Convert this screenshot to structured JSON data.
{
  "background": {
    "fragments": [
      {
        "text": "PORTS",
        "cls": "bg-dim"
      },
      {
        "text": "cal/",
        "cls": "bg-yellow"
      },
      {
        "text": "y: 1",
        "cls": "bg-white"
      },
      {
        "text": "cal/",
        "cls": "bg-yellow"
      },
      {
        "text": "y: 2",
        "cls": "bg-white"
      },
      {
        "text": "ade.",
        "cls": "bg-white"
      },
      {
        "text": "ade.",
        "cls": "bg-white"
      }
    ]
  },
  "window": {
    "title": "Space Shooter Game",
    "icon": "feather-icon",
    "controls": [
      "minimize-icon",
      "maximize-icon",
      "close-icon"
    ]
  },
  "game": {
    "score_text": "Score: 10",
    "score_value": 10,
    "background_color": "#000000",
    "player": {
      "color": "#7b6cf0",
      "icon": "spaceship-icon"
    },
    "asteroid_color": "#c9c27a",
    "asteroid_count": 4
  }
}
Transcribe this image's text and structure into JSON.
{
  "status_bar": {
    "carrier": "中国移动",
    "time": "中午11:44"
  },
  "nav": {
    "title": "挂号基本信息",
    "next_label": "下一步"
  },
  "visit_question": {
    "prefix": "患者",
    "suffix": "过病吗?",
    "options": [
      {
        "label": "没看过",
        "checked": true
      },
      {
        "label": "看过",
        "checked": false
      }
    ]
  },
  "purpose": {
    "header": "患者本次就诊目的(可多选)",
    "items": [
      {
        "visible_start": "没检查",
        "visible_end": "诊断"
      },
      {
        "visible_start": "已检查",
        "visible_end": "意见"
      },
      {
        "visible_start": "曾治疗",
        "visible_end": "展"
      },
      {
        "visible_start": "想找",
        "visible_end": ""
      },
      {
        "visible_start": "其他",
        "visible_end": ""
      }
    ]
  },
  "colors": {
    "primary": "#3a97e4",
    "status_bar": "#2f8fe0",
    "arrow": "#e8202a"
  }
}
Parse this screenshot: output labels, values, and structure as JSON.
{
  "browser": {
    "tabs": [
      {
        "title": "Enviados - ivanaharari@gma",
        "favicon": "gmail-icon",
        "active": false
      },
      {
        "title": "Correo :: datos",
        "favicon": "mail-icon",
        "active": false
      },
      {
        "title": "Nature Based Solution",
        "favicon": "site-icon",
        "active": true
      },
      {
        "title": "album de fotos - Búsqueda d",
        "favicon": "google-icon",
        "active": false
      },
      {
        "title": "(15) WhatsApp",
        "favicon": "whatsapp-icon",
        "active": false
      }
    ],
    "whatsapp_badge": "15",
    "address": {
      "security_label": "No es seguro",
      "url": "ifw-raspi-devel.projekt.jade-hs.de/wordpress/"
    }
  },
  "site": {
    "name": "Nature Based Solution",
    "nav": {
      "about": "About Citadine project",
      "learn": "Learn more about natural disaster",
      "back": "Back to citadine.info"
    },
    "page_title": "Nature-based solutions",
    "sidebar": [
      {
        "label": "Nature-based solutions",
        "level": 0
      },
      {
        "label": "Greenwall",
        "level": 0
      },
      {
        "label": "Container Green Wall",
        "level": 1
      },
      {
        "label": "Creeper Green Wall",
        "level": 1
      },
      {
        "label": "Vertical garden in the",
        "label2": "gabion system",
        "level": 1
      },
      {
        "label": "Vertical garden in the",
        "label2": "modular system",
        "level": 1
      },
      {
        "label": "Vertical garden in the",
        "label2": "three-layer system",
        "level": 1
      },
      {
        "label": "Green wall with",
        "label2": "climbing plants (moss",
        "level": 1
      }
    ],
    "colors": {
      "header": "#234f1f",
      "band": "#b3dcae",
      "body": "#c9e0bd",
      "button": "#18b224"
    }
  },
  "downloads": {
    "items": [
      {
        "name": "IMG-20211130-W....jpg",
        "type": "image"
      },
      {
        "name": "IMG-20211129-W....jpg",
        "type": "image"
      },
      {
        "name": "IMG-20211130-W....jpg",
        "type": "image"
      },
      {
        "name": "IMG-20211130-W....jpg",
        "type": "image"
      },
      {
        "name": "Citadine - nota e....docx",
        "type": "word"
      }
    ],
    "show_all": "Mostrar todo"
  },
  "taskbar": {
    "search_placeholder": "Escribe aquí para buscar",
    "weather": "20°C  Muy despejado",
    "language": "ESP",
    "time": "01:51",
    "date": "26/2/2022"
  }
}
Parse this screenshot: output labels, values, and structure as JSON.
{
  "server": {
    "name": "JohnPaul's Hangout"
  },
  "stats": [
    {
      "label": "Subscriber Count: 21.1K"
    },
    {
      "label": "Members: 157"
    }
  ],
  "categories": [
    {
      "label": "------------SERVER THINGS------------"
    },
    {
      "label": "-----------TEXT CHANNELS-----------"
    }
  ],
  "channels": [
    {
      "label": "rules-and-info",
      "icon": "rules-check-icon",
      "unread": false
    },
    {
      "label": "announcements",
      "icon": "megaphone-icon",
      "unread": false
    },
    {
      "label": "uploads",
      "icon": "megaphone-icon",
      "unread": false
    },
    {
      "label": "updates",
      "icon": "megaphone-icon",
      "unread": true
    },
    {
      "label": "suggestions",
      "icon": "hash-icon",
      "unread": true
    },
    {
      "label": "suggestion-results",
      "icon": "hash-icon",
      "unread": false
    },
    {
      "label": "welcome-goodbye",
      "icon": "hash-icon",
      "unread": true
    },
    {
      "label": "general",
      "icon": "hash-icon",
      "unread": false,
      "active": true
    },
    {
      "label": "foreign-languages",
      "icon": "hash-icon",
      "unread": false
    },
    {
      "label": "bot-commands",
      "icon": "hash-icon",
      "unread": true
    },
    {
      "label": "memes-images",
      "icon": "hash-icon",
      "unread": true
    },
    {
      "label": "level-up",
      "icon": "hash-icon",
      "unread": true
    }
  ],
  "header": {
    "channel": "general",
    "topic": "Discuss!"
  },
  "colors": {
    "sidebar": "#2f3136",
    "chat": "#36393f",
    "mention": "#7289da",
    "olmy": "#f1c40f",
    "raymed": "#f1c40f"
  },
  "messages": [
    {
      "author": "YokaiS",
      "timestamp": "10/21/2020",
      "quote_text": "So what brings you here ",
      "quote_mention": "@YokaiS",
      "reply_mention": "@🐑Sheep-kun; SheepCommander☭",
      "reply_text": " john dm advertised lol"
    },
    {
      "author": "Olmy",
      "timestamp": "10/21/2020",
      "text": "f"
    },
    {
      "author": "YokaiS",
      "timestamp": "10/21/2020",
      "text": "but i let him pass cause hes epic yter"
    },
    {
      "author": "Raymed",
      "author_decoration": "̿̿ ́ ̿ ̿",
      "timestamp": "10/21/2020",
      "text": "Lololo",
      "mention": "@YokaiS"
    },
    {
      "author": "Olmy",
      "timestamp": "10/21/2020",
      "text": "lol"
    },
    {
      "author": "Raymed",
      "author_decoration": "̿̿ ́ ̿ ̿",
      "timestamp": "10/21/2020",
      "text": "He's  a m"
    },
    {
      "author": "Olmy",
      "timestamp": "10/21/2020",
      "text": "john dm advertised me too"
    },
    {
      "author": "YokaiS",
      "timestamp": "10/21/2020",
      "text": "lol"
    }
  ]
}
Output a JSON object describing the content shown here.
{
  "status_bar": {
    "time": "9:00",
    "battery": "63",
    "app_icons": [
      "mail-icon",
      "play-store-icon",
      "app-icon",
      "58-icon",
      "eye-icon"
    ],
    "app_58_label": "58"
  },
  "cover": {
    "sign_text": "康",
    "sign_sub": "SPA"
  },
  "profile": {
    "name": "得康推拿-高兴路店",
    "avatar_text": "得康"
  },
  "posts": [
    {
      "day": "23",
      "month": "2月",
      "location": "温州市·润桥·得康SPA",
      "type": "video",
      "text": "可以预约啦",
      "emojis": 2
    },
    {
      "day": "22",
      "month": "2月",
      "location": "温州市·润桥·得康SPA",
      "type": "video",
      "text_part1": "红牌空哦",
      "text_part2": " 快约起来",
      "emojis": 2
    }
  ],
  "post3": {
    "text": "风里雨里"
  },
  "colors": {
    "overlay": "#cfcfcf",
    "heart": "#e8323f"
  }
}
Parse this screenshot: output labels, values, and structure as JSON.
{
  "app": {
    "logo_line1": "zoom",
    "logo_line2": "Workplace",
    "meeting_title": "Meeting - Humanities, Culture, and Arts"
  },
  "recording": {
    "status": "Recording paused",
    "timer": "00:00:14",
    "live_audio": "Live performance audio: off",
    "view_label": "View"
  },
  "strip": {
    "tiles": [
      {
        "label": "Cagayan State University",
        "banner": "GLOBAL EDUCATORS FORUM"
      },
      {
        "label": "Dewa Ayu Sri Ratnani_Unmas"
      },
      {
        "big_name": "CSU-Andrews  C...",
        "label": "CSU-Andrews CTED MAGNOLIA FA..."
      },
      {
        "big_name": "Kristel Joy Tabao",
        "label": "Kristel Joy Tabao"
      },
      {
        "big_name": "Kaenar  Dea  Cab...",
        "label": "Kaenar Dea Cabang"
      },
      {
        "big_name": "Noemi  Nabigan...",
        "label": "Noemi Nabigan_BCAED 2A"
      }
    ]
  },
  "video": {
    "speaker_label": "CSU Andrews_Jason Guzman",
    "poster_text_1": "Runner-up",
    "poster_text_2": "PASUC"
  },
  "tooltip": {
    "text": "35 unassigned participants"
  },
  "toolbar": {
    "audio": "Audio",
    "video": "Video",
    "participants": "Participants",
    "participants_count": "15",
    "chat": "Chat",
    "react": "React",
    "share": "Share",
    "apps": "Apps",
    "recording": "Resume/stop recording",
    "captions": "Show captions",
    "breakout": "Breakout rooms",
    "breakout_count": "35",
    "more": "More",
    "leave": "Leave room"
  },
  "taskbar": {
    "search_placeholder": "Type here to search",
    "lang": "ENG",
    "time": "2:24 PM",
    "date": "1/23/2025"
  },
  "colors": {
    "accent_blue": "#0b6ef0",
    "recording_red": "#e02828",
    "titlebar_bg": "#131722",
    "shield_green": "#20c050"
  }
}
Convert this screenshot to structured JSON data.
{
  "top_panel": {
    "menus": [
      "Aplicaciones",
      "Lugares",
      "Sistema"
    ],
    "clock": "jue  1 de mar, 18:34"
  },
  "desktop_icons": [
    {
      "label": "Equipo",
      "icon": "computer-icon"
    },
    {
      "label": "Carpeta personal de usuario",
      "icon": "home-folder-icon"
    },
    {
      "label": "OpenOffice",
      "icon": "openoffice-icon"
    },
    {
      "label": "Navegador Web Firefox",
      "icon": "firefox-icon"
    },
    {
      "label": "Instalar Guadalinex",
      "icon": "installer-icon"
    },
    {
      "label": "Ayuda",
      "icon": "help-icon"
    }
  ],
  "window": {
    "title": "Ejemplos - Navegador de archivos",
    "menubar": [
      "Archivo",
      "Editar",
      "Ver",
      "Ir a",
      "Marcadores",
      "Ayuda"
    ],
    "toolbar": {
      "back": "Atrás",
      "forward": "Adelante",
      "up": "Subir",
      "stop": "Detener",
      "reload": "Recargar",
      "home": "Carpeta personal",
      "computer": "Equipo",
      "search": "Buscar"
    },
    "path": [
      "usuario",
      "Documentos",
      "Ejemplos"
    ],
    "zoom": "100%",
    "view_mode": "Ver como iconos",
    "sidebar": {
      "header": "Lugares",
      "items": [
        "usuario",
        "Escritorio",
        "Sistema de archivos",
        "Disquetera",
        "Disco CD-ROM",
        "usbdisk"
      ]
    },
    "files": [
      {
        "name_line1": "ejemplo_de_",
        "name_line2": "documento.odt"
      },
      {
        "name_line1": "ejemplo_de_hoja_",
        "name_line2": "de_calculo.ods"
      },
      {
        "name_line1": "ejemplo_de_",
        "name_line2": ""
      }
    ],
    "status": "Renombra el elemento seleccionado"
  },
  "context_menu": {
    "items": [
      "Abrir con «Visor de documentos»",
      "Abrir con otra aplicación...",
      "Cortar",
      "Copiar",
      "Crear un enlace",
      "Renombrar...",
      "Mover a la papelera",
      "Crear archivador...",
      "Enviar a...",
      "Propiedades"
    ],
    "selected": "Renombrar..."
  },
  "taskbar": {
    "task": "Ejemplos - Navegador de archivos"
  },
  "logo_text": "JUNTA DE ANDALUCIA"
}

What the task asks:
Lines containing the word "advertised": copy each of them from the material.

Exercise answer:
      "reply_text": " john dm advertised lol"
      "text": "john dm advertised me too"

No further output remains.